"Fast Five" is a reunion of sorts; the cast includes returning all-stars from every chapter of the heart-pounding franchise. And if that's not enough, Dwayne Johnson joins the cast along with Chris "Ludacris" Bridges, Tyrese Gibson, Sung Kang, Gal Gadot, Matt Schulze, Tego Calderon, Don Omar and Jordana Brewster.

The movie starts where it left off; Brian (Walker) and Mia (Brewster) break Dom (Vin Diesel) out of custody and end up in Rio. And they have to pull off a doozy of a caper in order to gain their freedom. But guess who's determined to stop them in their tracks, hard-nosed federal agent Luke Hobbs (Johnson). The stage is set for fast cars, hijinks, and loads of drama. I truly feel the need for speed.

"Fast Five" is now playing, don't let it get away.

The Internet is all a buzzed because of a rumor involving director Quentin Tarantino and his latest foray into Black culture. It seems Tarantino, who gave us "Jackie Brown," starring Pam Grier and Samuel Jackson, is now focusing on the Old West with the Spaghetti Western "Django Unchained."

Apparently Tarantino told reporter Anne Thompson he'd like to do for Black people what he did for Jewish people; Tarantino is referring to his much acclaimed film, "Inglorious Basterds." He continued, "I'd like to do a Western. But rather than set it in Texas, have it in slavery times. With that subject everybody is afraid to deal with. Let's shine that light on ourselves."

The Wrap has confirmed that Tarantino already has completed the script for his long-awaited Spaghetti Western, and is preparing to shoot it with Christoph Waltz in a lead role. Walz, who won an Oscar for playing Nazi Col. Hans Landa in Tarantino's "Inglorious Basterds," will play something of a good guy in "Django Unchained."

The title appears to be a nod to Sergio Corbucci's 1966 "Django," about a gunslinger who rescues a woman from bandits. But if Tarantino is true to form, his movie will bear little resemblance to Corbucci's film. In "Django Unchained" the lead character is a former slave, who joins forces with the character Waltz plays in order to save his wife from an evil plantation owner.
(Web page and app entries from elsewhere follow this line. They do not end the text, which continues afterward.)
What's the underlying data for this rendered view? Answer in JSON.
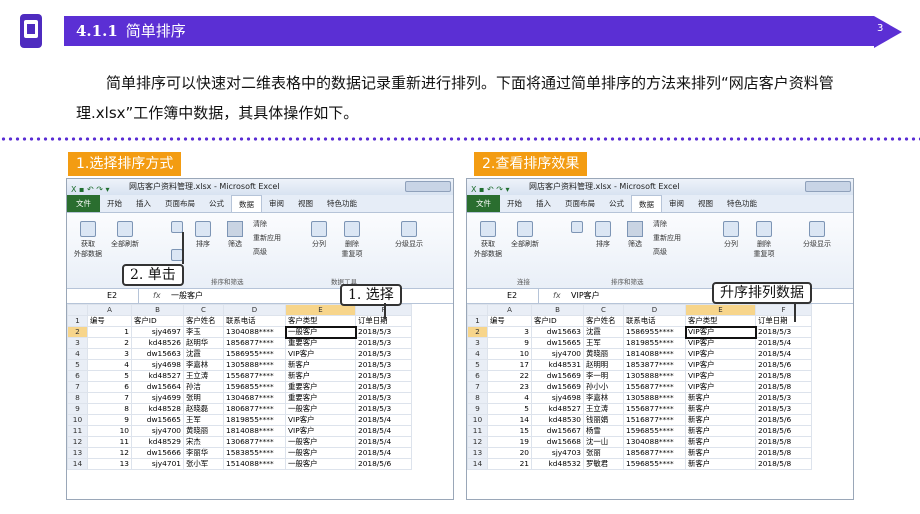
{
  "header": {
    "section_number": "4.1.1",
    "section_title": "简单排序",
    "page_number": "3"
  },
  "intro": "简单排序可以快速对二维表格中的数据记录重新进行排列。下面将通过简单排序的方法来排列“网店客户资料管理.xlsx”工作簿中数据，其具体操作如下。",
  "left": {
    "step_label": "1.选择排序方式",
    "title": "网店客户资料管理.xlsx - Microsoft Excel",
    "tabs": [
      "文件",
      "开始",
      "插入",
      "页面布局",
      "公式",
      "数据",
      "审阅",
      "视图",
      "特色功能"
    ],
    "active_tab": "数据",
    "ribbon": {
      "get_external": "获取\n外部数据",
      "refresh_all": "全部刷新",
      "sort": "排序",
      "filter": "筛选",
      "clear": "清除",
      "reapply": "重新应用",
      "advanced": "高级",
      "split": "分列",
      "remove_dup": "删除\n重复项",
      "outline": "分级显示",
      "group_sort": "排序和筛选",
      "group_tools": "数据工具"
    },
    "namebox": "E2",
    "formula": "一般客户",
    "col_headers": [
      "A",
      "B",
      "C",
      "D",
      "E",
      "F"
    ],
    "rows": [
      [
        "1",
        "编号",
        "客户ID",
        "客户姓名",
        "联系电话",
        "客户类型",
        "订单日期"
      ],
      [
        "2",
        "1",
        "sjy4697",
        "李玉",
        "1304088****",
        "一般客户",
        "2018/5/3"
      ],
      [
        "3",
        "2",
        "kd48526",
        "赵明华",
        "1856877****",
        "重要客户",
        "2018/5/3"
      ],
      [
        "4",
        "3",
        "dw15663",
        "沈霞",
        "1586955****",
        "VIP客户",
        "2018/5/3"
      ],
      [
        "5",
        "4",
        "sjy4698",
        "李嘉林",
        "1305888****",
        "新客户",
        "2018/5/3"
      ],
      [
        "6",
        "5",
        "kd48527",
        "王立涛",
        "1556877****",
        "新客户",
        "2018/5/3"
      ],
      [
        "7",
        "6",
        "dw15664",
        "孙洁",
        "1596855****",
        "重要客户",
        "2018/5/3"
      ],
      [
        "8",
        "7",
        "sjy4699",
        "张明",
        "1304687****",
        "重要客户",
        "2018/5/3"
      ],
      [
        "9",
        "8",
        "kd48528",
        "赵晓磊",
        "1806877****",
        "一般客户",
        "2018/5/3"
      ],
      [
        "10",
        "9",
        "dw15665",
        "王军",
        "1819855****",
        "VIP客户",
        "2018/5/4"
      ],
      [
        "11",
        "10",
        "sjy4700",
        "黄晓丽",
        "1814088****",
        "VIP客户",
        "2018/5/4"
      ],
      [
        "12",
        "11",
        "kd48529",
        "宋杰",
        "1306877****",
        "一般客户",
        "2018/5/4"
      ],
      [
        "13",
        "12",
        "dw15666",
        "李丽华",
        "1583855****",
        "一般客户",
        "2018/5/4"
      ],
      [
        "14",
        "13",
        "sjy4701",
        "张小军",
        "1514088****",
        "一般客户",
        "2018/5/6"
      ]
    ],
    "callouts": {
      "click": "2. 单击",
      "select": "1. 选择"
    }
  },
  "right": {
    "step_label": "2.查看排序效果",
    "title": "网店客户资料管理.xlsx - Microsoft Excel",
    "tabs": [
      "文件",
      "开始",
      "插入",
      "页面布局",
      "公式",
      "数据",
      "审阅",
      "视图",
      "特色功能"
    ],
    "active_tab": "数据",
    "ribbon": {
      "get_external": "获取\n外部数据",
      "refresh_all": "全部刷新",
      "sort": "排序",
      "filter": "筛选",
      "clear": "清除",
      "reapply": "重新应用",
      "advanced": "高级",
      "split": "分列",
      "remove_dup": "删除\n重复项",
      "outline": "分级显示",
      "group_conn": "连接",
      "group_sort": "排序和筛选"
    },
    "namebox": "E2",
    "formula": "VIP客户",
    "col_headers": [
      "A",
      "B",
      "C",
      "D",
      "E",
      "F"
    ],
    "rows": [
      [
        "1",
        "编号",
        "客户ID",
        "客户姓名",
        "联系电话",
        "客户类型",
        "订单日期"
      ],
      [
        "2",
        "3",
        "dw15663",
        "沈霞",
        "1586955****",
        "VIP客户",
        "2018/5/3"
      ],
      [
        "3",
        "9",
        "dw15665",
        "王军",
        "1819855****",
        "VIP客户",
        "2018/5/4"
      ],
      [
        "4",
        "10",
        "sjy4700",
        "黄晓丽",
        "1814088****",
        "VIP客户",
        "2018/5/4"
      ],
      [
        "5",
        "17",
        "kd48531",
        "赵明明",
        "1853877****",
        "VIP客户",
        "2018/5/6"
      ],
      [
        "6",
        "22",
        "dw15669",
        "李一明",
        "1305888****",
        "VIP客户",
        "2018/5/8"
      ],
      [
        "7",
        "23",
        "dw15669",
        "孙小小",
        "1556877****",
        "VIP客户",
        "2018/5/8"
      ],
      [
        "8",
        "4",
        "sjy4698",
        "李嘉林",
        "1305888****",
        "新客户",
        "2018/5/3"
      ],
      [
        "9",
        "5",
        "kd48527",
        "王立涛",
        "1556877****",
        "新客户",
        "2018/5/3"
      ],
      [
        "10",
        "14",
        "kd48530",
        "钱丽娟",
        "1516877****",
        "新客户",
        "2018/5/6"
      ],
      [
        "11",
        "15",
        "dw15667",
        "杨雪",
        "1596855****",
        "新客户",
        "2018/5/6"
      ],
      [
        "12",
        "19",
        "dw15668",
        "沈一山",
        "1304088****",
        "新客户",
        "2018/5/8"
      ],
      [
        "13",
        "20",
        "sjy4703",
        "张丽",
        "1856877****",
        "新客户",
        "2018/5/8"
      ],
      [
        "14",
        "21",
        "kd48532",
        "罗敏君",
        "1596855****",
        "新客户",
        "2018/5/8"
      ]
    ],
    "callouts": {
      "result": "升序排列数据"
    }
  },
  "colors": {
    "accent": "#5b2fd4",
    "step_bg": "#f39c12",
    "excel_green": "#2a6e2f",
    "highlight": "#f7d58b"
  }
}
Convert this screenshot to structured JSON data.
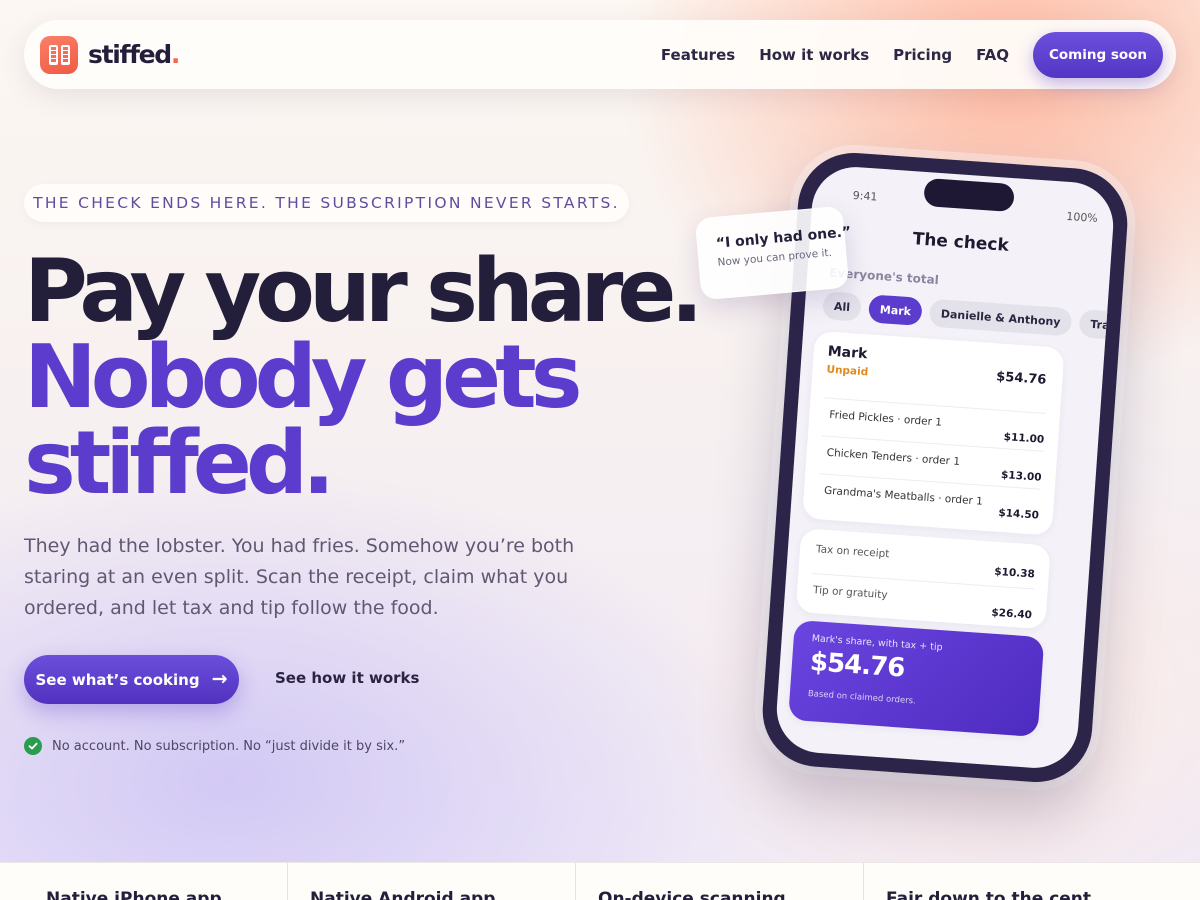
{
  "brand": {
    "name": "stiffed",
    "dot": ".",
    "logo_icon": "receipt-icon",
    "accent": "#5b3ccc",
    "logo_color": "#f06a50"
  },
  "nav": {
    "links": [
      "Features",
      "How it works",
      "Pricing",
      "FAQ"
    ],
    "cta": "Coming soon"
  },
  "hero": {
    "eyebrow": "THE CHECK ENDS HERE. THE SUBSCRIPTION NEVER STARTS.",
    "headline_1": "Pay your share.",
    "headline_2": "Nobody gets",
    "headline_3": "stiffed.",
    "lede": "They had the lobster. You had fries. Somehow you’re both staring at an even split. Scan the receipt, claim what you ordered, and let tax and tip follow the food.",
    "primary_cta": "See what’s cooking",
    "primary_cta_icon": "arrow-right-icon",
    "secondary_cta": "See how it works",
    "assurance": "No account. No subscription. No “just divide it by six.”",
    "assurance_icon": "check-circle-icon",
    "assurance_color": "#2a9d4c"
  },
  "bubble": {
    "quote": "“I only had one.”",
    "sub": "Now you can prove it."
  },
  "phone": {
    "time": "9:41",
    "battery": "100%",
    "title": "The check",
    "back_icon": "chevron-left-icon",
    "subtitle": "Everyone's total",
    "chips": [
      "All",
      "Mark",
      "Danielle & Anthony",
      "Tra"
    ],
    "active_chip": "Mark",
    "person": {
      "name": "Mark",
      "status": "Unpaid",
      "total": "$54.76",
      "status_color": "#e08a1e"
    },
    "items": [
      {
        "name": "Fried Pickles · order 1",
        "amount": "$11.00"
      },
      {
        "name": "Chicken Tenders · order 1",
        "amount": "$13.00"
      },
      {
        "name": "Grandma's Meatballs · order 1",
        "amount": "$14.50"
      }
    ],
    "extras": [
      {
        "name": "Tax on receipt",
        "amount": "$10.38"
      },
      {
        "name": "Tip or gratuity",
        "amount": "$26.40"
      }
    ],
    "share": {
      "label": "Mark's share, with tax + tip",
      "amount": "$54.76",
      "note": "Based on claimed orders."
    }
  },
  "features": [
    "Native iPhone app",
    "Native Android app",
    "On-device scanning",
    "Fair down to the cent"
  ]
}
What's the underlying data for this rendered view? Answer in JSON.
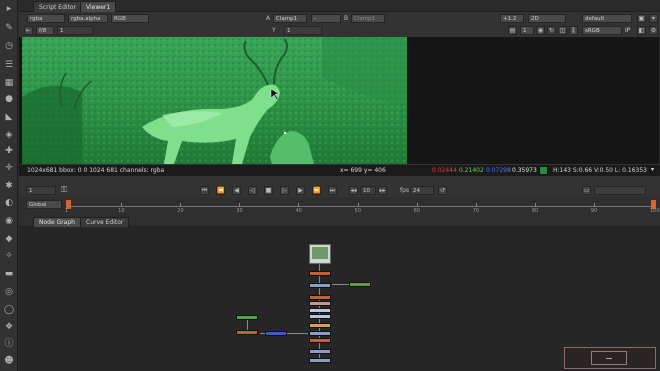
{
  "tabs": {
    "script_editor": "Script Editor",
    "viewer": "Viewer1"
  },
  "viewer_controls": {
    "channels": "rgba",
    "alpha": "rgba.alpha",
    "display": "RGB",
    "a_label": "A",
    "a_input": "Clamp1",
    "wipe": "-",
    "b_label": "B",
    "b_input": "Clamp1",
    "gain": "+1.2",
    "view_mode": "2D",
    "lut": "default",
    "frame_fraction": "f/8",
    "downrez": "1",
    "y_label": "Y",
    "y_value": "1",
    "zoom": "1",
    "colorspace": "sRGB",
    "ip": "IP"
  },
  "info_bar": {
    "format": "1024x681 bbox: 0 0 1024 681 channels: rgba",
    "coords": "x= 699 y= 406",
    "red": "0.02444",
    "green": "0.21402",
    "blue": "0.07298",
    "alpha": "0.35973",
    "hsvl": "H:143 S:0.66 V:0.50  L: 0.16353"
  },
  "playback": {
    "current_frame": "1",
    "step": "10",
    "fps_label": "fps",
    "fps": "24"
  },
  "timeline": {
    "scope": "Global",
    "ticks": [
      "1",
      "10",
      "20",
      "30",
      "40",
      "50",
      "60",
      "70",
      "80",
      "90",
      "100"
    ],
    "end_frame": "100"
  },
  "panels": {
    "node_graph": "Node Graph",
    "curve_editor": "Curve Editor"
  },
  "colors": {
    "image_tint": "#2f9e4a",
    "red_value": "#e04040",
    "green_value": "#60d060",
    "blue_value": "#5070ff",
    "swatch": "#2c8a48"
  },
  "icons": [
    "pointer-icon",
    "brush-icon",
    "clock-icon",
    "channel-icon",
    "color-icon",
    "sphere-icon",
    "filter-icon",
    "layers-icon",
    "merge-icon",
    "transform-icon",
    "3d-icon",
    "particle-icon",
    "deep-icon",
    "views-icon",
    "metadata-icon",
    "toolsets-icon",
    "other-icon",
    "render-icon",
    "gizmo-icon",
    "help-icon"
  ]
}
The big question is who will play the lead role? Because the movie is set in slavery times it goes without saying the actor has to be old enough to be 'wise' to the world he lives in and young and agile enough to be able to kick butt without fear. In a film like this, writing and directing won't make the film. It will have to be character-driven; a lot will fall on the actor's shoulders. And I would not be surprised if the Black actor who wins this role could potentially become a major player in Hollywood ... a James Bond type. America is ready for this kind of larger-than-life character.

At this time, Tarantino has not even verbalized who he has in mind for the role. You can bet all eyes will be on him, and rumors will abound. No doubt it will be a 'juicy' groundbreaking role that will generate a lot of publicity.

Gail can be reached at gail@hollywoodbychoice.com.